And, you know, isn’t that what we really need today? Enough of this recession, partisan division, and long, slow slide into post-imperial ineffectuality. Let’s get off our duff, America! As the Partridge Family once implored, “C’mon get happy!”
Nick Willhite had a pretty uneventful career. He was out of baseball by age 26, having compiled a major league record of 6-12 with an ERA nearing 5.00.
Life after baseball was not so happy for Nick. He divorced three times and eventually ended up on the streets with multiple addictions. Thankfully, he finally got the treatment he needed – courtesy of MLB’s Baseball Assistance Team (BAT – get it?) – and was able to turn his life around. Here’s the complete story right here.
Jim Dickson was up for four years with three teams. He finished with a 5-3 record, 4.36 ERA, and 1.49 WHIP. His final stats would have been a lot worse except for one year where he got in 68 games and had a 3.47 ERA and 1.34 WHIP. I’m afraid that’s about all I can find on him, unfortunately. It does look like he was having a good time though.
“Hee hee hee. Here comes my fastball.”
You’ve met Dave Wickersham before, where I made fun of his skin. Dave is one of four players who played for both the Kansas City Athletics and Kansas City Royals.
“So, whaddya think of that changeup? Did you like it? Huh, huh?”
Pat Jarvis was an important starter for the Braves in the late ‘60s, winning 16 games for them twice. He also just so happened to be Nolan Ryan’s first strikeout victim as well as the pitcher of record for Willie Mays’ 600th homer and Ernie Banks’ 500th. I don’t know … He seems kinda desperate to get into the record books, if you ask me.
Hope you don't mind my sneaking in this beaut from the '70s.
Tom Burgmeier was a major-league reliever for 17 years, finishing with just over 100 saves. He was a one-time All Star, in 1980. More than you'd ever possibly want to know about Tom you'll find right here. Some of the fascinating information we learned from there include:
- Tom's dad was an electrician for the Cold Spring Power and Light Company

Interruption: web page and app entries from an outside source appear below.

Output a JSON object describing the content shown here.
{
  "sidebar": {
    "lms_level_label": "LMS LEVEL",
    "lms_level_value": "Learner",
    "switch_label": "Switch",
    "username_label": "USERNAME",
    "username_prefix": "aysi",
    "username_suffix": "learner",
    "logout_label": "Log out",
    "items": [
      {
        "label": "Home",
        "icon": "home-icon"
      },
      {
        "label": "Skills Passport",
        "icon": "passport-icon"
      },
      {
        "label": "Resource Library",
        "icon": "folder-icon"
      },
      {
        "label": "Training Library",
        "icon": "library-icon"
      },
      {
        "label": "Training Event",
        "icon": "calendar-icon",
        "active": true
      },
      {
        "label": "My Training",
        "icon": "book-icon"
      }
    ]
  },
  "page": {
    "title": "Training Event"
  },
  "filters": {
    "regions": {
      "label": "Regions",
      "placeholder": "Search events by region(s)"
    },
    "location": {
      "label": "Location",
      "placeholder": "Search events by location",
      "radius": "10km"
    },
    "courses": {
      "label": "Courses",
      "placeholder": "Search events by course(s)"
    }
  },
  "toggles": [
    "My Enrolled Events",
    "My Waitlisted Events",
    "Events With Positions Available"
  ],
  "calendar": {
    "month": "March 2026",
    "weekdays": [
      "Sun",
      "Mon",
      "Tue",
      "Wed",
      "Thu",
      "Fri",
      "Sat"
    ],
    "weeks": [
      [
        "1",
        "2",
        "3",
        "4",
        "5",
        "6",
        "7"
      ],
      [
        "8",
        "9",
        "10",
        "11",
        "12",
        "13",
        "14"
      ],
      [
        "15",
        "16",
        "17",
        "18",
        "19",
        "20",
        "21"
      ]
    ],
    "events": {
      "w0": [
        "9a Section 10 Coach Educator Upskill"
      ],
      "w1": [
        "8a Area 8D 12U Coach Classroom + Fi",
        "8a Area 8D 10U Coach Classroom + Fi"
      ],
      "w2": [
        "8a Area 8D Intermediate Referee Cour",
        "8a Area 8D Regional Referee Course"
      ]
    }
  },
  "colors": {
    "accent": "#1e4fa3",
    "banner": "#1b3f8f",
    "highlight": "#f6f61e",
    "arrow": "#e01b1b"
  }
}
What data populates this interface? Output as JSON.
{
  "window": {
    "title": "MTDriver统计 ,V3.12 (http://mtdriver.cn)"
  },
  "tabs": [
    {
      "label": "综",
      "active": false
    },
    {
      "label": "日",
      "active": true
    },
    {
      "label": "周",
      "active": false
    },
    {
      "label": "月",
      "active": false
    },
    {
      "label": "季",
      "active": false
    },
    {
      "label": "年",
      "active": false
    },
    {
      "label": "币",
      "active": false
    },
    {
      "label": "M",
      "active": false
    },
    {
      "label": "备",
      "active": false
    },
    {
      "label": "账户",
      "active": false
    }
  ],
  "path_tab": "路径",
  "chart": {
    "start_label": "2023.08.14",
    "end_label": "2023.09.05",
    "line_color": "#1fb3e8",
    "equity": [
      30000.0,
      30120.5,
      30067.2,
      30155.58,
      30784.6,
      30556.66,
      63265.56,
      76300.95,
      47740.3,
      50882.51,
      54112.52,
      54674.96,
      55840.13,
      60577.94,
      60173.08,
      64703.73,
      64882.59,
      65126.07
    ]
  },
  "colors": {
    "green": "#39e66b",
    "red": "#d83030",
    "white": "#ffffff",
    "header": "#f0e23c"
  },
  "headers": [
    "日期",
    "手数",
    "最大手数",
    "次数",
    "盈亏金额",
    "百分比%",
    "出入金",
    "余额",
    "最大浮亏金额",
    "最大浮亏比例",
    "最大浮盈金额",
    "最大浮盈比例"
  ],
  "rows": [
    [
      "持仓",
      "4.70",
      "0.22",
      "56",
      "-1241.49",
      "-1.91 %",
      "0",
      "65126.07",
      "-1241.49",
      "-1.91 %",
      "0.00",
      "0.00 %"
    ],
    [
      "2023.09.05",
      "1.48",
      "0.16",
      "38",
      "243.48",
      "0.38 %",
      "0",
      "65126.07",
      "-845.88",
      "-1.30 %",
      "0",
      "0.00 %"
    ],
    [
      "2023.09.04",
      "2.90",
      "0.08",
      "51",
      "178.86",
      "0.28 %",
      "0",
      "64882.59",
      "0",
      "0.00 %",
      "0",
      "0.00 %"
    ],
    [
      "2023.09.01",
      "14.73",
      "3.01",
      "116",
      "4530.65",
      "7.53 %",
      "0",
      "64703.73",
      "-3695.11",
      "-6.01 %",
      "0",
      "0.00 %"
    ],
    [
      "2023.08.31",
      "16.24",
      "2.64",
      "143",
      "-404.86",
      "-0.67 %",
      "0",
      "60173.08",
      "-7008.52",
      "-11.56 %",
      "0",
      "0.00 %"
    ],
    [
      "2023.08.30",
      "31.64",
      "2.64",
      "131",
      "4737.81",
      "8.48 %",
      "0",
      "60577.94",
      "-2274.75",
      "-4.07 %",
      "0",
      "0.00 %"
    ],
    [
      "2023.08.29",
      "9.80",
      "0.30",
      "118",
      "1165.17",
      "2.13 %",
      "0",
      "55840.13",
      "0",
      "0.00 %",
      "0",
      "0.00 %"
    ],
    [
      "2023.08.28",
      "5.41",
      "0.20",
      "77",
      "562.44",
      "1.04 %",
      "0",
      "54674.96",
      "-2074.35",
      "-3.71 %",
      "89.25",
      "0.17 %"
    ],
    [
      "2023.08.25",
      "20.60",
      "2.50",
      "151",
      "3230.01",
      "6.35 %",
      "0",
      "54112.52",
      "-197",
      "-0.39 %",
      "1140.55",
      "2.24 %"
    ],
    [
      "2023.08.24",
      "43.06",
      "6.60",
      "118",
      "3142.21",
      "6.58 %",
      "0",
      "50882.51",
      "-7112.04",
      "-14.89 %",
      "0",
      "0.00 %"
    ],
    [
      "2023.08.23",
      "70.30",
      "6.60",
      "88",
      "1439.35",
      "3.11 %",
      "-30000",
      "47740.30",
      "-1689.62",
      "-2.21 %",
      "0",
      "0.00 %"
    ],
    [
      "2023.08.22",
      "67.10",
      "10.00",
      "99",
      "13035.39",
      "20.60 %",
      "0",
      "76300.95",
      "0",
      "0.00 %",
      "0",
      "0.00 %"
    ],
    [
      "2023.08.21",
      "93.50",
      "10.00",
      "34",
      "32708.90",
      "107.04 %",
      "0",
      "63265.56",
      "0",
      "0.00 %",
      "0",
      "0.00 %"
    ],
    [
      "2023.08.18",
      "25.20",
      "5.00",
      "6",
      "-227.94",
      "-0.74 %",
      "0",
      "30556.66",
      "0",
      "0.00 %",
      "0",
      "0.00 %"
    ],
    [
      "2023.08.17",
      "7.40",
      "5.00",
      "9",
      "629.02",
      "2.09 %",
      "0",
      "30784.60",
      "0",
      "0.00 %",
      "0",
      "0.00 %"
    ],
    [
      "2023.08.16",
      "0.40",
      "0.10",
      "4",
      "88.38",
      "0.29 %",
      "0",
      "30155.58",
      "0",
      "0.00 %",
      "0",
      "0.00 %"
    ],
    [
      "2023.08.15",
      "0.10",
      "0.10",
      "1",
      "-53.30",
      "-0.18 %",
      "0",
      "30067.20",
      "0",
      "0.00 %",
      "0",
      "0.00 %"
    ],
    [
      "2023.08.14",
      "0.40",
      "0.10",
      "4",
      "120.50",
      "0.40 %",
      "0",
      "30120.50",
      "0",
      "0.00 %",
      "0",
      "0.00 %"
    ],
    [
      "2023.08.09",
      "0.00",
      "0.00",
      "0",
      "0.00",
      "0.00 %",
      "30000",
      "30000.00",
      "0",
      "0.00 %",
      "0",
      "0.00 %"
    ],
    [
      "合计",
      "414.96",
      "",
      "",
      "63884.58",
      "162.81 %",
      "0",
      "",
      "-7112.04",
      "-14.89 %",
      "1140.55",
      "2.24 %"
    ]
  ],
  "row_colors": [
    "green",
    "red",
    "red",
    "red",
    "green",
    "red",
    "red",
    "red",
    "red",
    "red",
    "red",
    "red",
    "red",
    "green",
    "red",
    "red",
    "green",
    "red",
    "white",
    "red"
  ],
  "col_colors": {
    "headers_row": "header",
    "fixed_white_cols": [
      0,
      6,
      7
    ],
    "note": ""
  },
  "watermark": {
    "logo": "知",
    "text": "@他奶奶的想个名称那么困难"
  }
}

- Tom was a member of the Monogram Club in high school
- He was the first major leaguer from central Minnesota since Rip Repulski
- Sporting News writer Bob Fowler named Tom and fellow Twins reliever Bill Campbell the top "Bicentennial bullpen" for 1976
Bob was so proud of his new teeth.
Bob Tillman was a decent catcher, getting in over 2000 at-bats in nine years. He had 79 homers overall, but batted only .232.
Some career highlights include hitting a homer in his first official at-bat and catching two no-hitters. Incredibly detailed bio right here.
With a last name like that, you’re kinda cursed for life, aren’t ya?
A Pittsburgh native, Bob Purkey was drafted by the Pirates, but made a name for himself after getting traded to the Reds. He went 23-6 for them one year and was a three-time All-Star. After he retired, he returned to the ‘Burgh to sell insurance and do color commentary for the Bucs on KDKA.
Another incredibly detailed bio. Thank you, SABR.
Oh oh, looks like Uncle Donnie got into the liquor cabinet again.
Now, I have no idea if Don ever touched a drop. Somehow or other, though, Don managed to make every card interesting. Here, for example, he is with eyes closed. You’ll be seeing more of him, I guarantee it.
I'd go so far as to say that Gus has passed beyond happy and is now approaching completely insane.
You probably already know that Gus was the patriarch of the Boone family. Yup, he was Buddy's dad and David's grandpappy.
He was a pretty decent player himself. A four-time All Star, he finished his 15-year career with over 1700 games, 200 homers, 900 RBIs, and a .281 average.
* - author has this card